(Data about app and page elements)
----

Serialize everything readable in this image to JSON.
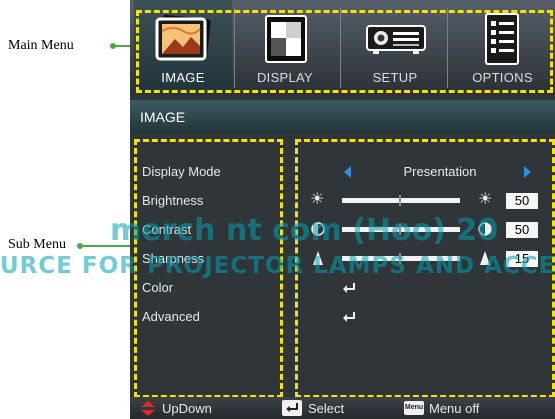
{
  "callouts": {
    "main_menu": "Main Menu",
    "sub_menu": "Sub Menu"
  },
  "tabs": [
    {
      "label": "IMAGE",
      "icon": "image-icon",
      "selected": true
    },
    {
      "label": "DISPLAY",
      "icon": "display-icon",
      "selected": false
    },
    {
      "label": "SETUP",
      "icon": "setup-icon",
      "selected": false
    },
    {
      "label": "OPTIONS",
      "icon": "options-icon",
      "selected": false
    }
  ],
  "submenu": {
    "title": "IMAGE",
    "items": [
      {
        "label": "Display Mode"
      },
      {
        "label": "Brightness"
      },
      {
        "label": "Contrast"
      },
      {
        "label": "Sharpness"
      },
      {
        "label": "Color"
      },
      {
        "label": "Advanced"
      }
    ]
  },
  "values": {
    "display_mode": "Presentation",
    "brightness": "50",
    "contrast": "50",
    "sharpness": "15"
  },
  "footer": {
    "updown": "UpDown",
    "select": "Select",
    "menu_key": "Menu",
    "menu_off": "Menu off"
  },
  "watermark": {
    "line1": "merch nt com (Hoo) 20",
    "line2": "URCE FOR PROJECTOR LAMPS AND ACCE"
  },
  "colors": {
    "highlight_dash": "#f5e400",
    "callout_line": "#4ca64c",
    "arrow_blue": "#2f8fe0",
    "updown_red": "#e0282a"
  }
}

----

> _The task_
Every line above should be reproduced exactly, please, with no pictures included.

> _Exercise solution_
Serialize everything readable in this image to JSON.
{
  "callouts": {
    "main_menu": "Main Menu",
    "sub_menu": "Sub Menu"
  },
  "tabs": [
    {
      "label": "IMAGE",
      "icon": "image-icon",
      "selected": true
    },
    {
      "label": "DISPLAY",
      "icon": "display-icon",
      "selected": false
    },
    {
      "label": "SETUP",
      "icon": "setup-icon",
      "selected": false
    },
    {
      "label": "OPTIONS",
      "icon": "options-icon",
      "selected": false
    }
  ],
  "submenu": {
    "title": "IMAGE",
    "items": [
      {
        "label": "Display Mode"
      },
      {
        "label": "Brightness"
      },
      {
        "label": "Contrast"
      },
      {
        "label": "Sharpness"
      },
      {
        "label": "Color"
      },
      {
        "label": "Advanced"
      }
    ]
  },
  "values": {
    "display_mode": "Presentation",
    "brightness": "50",
    "contrast": "50",
    "sharpness": "15"
  },
  "footer": {
    "updown": "UpDown",
    "select": "Select",
    "menu_key": "Menu",
    "menu_off": "Menu off"
  },
  "watermark": {
    "line1": "merch nt com (Hoo) 20",
    "line2": "URCE FOR PROJECTOR LAMPS AND ACCE"
  },
  "colors": {
    "highlight_dash": "#f5e400",
    "callout_line": "#4ca64c",
    "arrow_blue": "#2f8fe0",
    "updown_red": "#e0282a"
  }
}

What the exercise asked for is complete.